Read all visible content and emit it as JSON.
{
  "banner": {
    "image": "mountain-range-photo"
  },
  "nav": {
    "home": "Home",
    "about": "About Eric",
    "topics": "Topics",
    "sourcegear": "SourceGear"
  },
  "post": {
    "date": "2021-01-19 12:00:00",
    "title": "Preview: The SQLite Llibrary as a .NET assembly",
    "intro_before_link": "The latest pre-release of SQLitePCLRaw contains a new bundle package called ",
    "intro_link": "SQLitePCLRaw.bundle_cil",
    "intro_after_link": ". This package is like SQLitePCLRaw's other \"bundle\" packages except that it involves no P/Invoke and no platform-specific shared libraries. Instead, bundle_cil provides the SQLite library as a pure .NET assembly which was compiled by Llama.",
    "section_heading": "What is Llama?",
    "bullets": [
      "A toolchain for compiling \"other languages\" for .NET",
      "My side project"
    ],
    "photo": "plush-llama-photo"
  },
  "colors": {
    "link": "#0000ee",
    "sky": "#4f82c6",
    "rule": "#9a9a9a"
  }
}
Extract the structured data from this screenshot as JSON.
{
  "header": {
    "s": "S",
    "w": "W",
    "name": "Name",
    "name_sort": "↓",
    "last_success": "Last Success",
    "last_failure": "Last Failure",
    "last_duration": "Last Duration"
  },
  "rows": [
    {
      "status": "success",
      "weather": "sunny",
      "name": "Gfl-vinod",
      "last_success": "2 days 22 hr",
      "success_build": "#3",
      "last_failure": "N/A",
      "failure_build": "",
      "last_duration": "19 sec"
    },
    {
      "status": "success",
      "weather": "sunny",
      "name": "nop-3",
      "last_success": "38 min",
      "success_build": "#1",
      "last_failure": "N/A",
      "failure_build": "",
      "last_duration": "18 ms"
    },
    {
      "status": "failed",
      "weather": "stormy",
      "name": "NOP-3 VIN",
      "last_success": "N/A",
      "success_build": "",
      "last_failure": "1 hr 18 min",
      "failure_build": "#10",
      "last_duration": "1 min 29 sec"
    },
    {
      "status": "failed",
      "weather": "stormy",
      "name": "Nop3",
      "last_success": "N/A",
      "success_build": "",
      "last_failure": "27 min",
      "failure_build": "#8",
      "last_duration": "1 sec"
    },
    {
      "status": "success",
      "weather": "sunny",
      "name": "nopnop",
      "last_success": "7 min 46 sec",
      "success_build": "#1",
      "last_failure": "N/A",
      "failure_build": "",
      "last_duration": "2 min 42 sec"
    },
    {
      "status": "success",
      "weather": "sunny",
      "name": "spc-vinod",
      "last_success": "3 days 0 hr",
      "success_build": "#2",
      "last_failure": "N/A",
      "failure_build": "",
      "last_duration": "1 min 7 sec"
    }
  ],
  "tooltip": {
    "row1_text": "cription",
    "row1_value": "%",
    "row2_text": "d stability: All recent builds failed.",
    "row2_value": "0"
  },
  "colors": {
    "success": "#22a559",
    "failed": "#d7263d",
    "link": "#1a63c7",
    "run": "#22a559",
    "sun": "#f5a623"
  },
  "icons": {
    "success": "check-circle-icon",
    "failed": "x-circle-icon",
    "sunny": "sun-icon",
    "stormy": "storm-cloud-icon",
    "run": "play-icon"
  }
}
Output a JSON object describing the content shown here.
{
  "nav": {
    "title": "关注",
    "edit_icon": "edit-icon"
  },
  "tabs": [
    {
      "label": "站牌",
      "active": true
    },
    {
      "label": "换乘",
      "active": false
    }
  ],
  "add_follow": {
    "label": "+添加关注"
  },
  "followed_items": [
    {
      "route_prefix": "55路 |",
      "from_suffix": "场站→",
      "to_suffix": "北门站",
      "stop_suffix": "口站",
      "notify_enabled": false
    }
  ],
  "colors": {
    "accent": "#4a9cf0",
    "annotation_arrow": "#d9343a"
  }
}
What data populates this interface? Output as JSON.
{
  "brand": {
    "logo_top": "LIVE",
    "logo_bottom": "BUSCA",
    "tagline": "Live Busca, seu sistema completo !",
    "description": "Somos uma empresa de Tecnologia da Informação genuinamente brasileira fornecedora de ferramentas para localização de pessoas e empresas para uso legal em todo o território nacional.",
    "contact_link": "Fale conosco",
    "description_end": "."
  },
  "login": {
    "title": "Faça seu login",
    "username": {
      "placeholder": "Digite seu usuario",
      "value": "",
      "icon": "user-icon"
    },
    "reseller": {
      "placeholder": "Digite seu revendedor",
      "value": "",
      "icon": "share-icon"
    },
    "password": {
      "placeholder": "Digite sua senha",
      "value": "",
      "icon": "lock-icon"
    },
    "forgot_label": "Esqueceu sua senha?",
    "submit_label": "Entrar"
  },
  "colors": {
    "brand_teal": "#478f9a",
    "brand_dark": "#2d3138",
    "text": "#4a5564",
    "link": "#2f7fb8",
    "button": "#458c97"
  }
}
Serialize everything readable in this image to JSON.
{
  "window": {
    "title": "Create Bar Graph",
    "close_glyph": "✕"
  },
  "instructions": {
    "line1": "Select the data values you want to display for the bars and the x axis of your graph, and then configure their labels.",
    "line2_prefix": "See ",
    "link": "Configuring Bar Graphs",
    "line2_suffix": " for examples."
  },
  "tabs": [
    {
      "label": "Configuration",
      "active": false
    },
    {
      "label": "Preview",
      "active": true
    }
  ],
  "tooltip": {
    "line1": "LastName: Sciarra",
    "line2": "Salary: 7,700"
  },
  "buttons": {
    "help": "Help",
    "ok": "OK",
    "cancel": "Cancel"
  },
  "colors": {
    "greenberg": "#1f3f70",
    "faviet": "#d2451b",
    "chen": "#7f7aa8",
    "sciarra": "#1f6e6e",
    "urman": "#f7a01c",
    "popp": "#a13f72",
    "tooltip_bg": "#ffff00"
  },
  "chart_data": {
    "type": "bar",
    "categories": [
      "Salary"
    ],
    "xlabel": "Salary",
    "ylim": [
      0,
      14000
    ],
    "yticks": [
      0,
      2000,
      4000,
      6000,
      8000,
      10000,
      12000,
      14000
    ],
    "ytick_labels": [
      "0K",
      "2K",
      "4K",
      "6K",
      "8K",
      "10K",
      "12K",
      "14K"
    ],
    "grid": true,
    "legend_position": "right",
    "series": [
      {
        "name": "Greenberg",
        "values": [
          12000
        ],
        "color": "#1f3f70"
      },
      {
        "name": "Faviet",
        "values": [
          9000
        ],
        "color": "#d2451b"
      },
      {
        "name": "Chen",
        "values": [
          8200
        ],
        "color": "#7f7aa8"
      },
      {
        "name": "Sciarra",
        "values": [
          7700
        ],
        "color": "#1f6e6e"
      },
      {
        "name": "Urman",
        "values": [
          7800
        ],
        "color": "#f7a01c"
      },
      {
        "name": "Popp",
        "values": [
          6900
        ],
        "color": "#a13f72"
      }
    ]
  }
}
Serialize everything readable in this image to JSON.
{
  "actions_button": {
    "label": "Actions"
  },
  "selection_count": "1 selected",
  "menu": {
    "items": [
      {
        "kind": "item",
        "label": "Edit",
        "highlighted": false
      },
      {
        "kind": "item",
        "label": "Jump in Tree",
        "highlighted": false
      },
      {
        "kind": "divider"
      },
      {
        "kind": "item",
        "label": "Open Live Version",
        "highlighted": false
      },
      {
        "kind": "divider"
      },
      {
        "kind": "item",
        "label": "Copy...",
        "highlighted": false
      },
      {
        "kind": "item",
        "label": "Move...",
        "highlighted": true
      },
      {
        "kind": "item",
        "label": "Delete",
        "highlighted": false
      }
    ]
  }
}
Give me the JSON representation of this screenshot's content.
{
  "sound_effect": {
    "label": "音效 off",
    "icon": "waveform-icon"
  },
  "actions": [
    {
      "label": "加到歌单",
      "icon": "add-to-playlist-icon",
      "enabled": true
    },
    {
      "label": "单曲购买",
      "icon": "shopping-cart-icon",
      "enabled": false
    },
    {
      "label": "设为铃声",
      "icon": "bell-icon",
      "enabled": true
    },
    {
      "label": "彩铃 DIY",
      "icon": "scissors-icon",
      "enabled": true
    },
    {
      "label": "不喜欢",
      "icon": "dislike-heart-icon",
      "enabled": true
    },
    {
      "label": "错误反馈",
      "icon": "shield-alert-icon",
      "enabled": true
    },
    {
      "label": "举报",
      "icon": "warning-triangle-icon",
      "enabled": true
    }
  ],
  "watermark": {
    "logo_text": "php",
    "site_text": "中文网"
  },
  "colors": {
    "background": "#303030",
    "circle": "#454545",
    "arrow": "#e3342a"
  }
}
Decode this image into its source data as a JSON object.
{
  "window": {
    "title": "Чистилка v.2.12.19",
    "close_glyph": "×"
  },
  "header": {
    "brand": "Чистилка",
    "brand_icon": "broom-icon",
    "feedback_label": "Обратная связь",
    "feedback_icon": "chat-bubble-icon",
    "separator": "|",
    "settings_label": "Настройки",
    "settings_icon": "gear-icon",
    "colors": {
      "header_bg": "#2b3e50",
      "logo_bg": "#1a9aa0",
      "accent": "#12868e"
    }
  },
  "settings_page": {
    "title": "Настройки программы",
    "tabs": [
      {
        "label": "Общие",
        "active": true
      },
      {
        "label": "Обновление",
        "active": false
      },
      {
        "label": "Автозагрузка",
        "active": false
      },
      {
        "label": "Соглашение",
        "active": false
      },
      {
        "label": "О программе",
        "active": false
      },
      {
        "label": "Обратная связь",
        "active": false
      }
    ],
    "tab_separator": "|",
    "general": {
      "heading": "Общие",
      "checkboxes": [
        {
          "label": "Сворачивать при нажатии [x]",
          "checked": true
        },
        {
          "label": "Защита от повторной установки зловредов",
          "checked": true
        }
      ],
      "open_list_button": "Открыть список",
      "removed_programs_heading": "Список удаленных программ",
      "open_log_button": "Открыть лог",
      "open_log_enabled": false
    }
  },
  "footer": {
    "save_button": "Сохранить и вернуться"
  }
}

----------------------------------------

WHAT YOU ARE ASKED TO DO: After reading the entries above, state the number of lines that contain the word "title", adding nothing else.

YOUR SOLUTION: 6